After he finished butchery school, Moriarty moved back to Buffalo. He tried to open a shop on Niagara Street in 2011, but “it wasn’t the right time,” he said.
He needed a job, so he got into food sales. That’s when he met Caitlin. Then he got into selling wine.
A year and a half ago, he got into the former Zarcone’s space, after its owners retired. The Moriartys opened the shop on Saturdays, to see if Buffalo could support a market for fresh local meat.
“There is a market, a strong market,” he concluded.
Avid home cooks looking for specific cuts of meat for charcuterie or recipes have someone to call to find what they need. People who want to eat local, but not dedicate a freezer to a half pig and quarter cow made Moriarty’s a regular shopping stop.
He can’t sell everyone steak and chops. “When they’re gone, they’re gone,” he said, but his knowledge and diversity of options gives him a shot at making most meat buyers happy.
Besides the prepared foods, he offers two kinds of fresh seafood each week to help to round out the case. Last week it was cod cheeks and scallops.
The growth in Moriarty’s business is built on shoppers like David Valentin. A cook for an Amherst restaurant, Valentin is drawn to Grant Street for a satisfying combination of meat and knowledge. His new favorite cut is lamb neck.
“It sounds off-putting to most people, but basically the neck of any animal is the most tasty,” Valentin said. He paused. “I hate talking about lamb neck because I don’t want other people to buy it.”
When Moriarty only sold on Saturdays, Valentin would deliberately come late, to shop the odds and ends. “It sparks my creativity a little bit, and I play with weird cuts I wouldn’t normally choose,” Valentin said. “I love that.”
Another staunch supporter is Jeff Biesinger, a high school science teacher, Buffalo Spree restaurant critic, and avid home cook.
“Every time I go there, it’s like a surprise. There’s a sense of adventure,” said Biesinger, who shares cooking as a hobby with his wife, Lisa. “He has cuts that I’ve never experienced before.”
Take veal breast, for example. “We got to take that home, and it was something we never knew existed before walking into the shop that day,” Biesinger said. They made blanquette de veau, the classic French braise. “It was amazing.”
After years of trying to access fresh local meat, the shop is a revelation to Biesinger. “Having it straight from the farms, expertly cut, and displayed in an attractive fashion makes a difference,” he said.

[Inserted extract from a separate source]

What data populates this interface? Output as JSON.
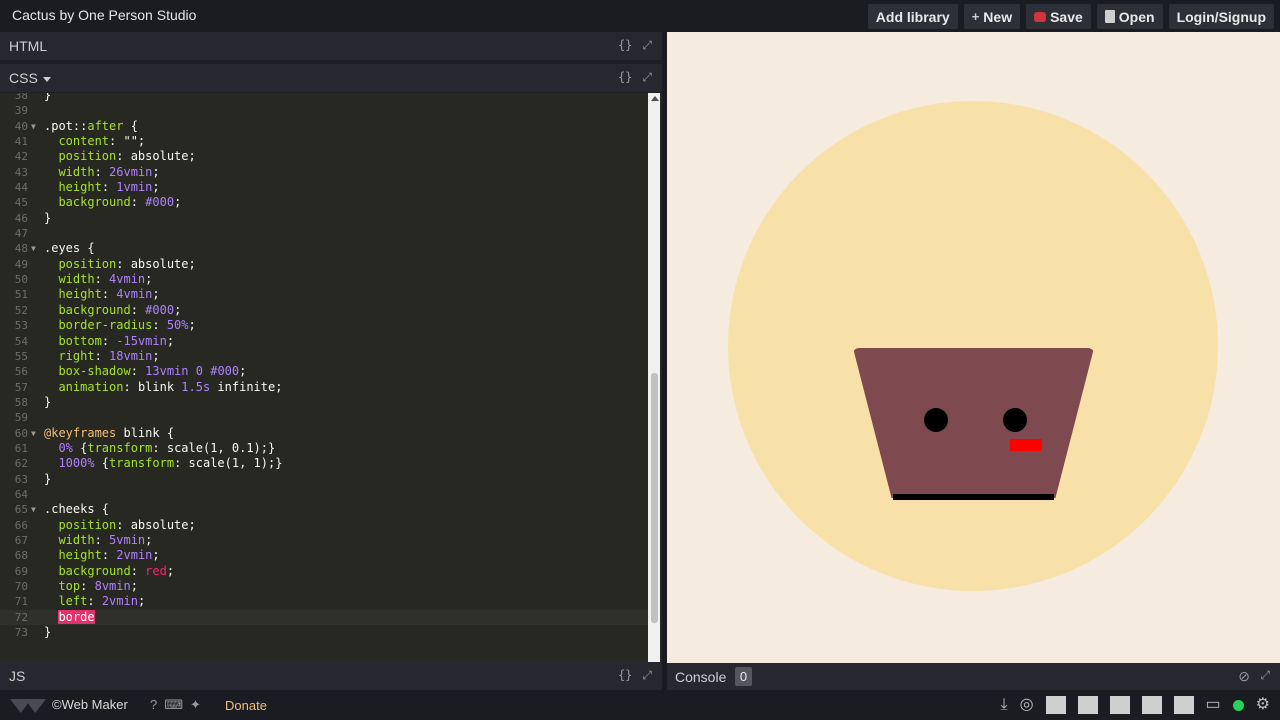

Biesinger gives thanks for a well-marbled eye of round to turn into bresaola, Italian cured beef charcuterie, and a superior air-chilled chicken to turn into Hainanese chicken and rice.
When he’s at Brazilian steakhouse Texas de Brasil, Biesinger favors the picanha cut, lean sirloin with a thick fat cap that’s rubbed with garlic and grilled. Finally, he has a place in Buffalo where he can get it, by ordering it ahead of time.
Moriarity doesn’t deal in cheap meat, but since they’re trying to eat less meat, but better meat, “I feel better about eating beef that way,” said Biesinger. “Knowing the farm it came from, and knowing the guy who cut and trimmed it, adds flavor and essential enjoyment to every meal.”
A couple of weeks ago, the Moriartys decided to take a leap of faith. He quit his other job. Now Moriarty Meats is open four days a week: Wednesday 3 to 6 p.m.; Thursday and Friday 10 a.m. to 6 p.m.; and Saturday 10 a.m. to 4 p.m. People can visit moriartymeats.com to sign up for the weekly menu email, and follow the business on Facebook and Instagram.
“What Caitlin and I want is for you to be able to walk into our shop, and have it be like you might have experienced in a butcher shop 40 or 50 years ago,” he said. “It’s still an exploratory business,” he said with a shrug. “If it doesn’t work, I can always go back to sales.”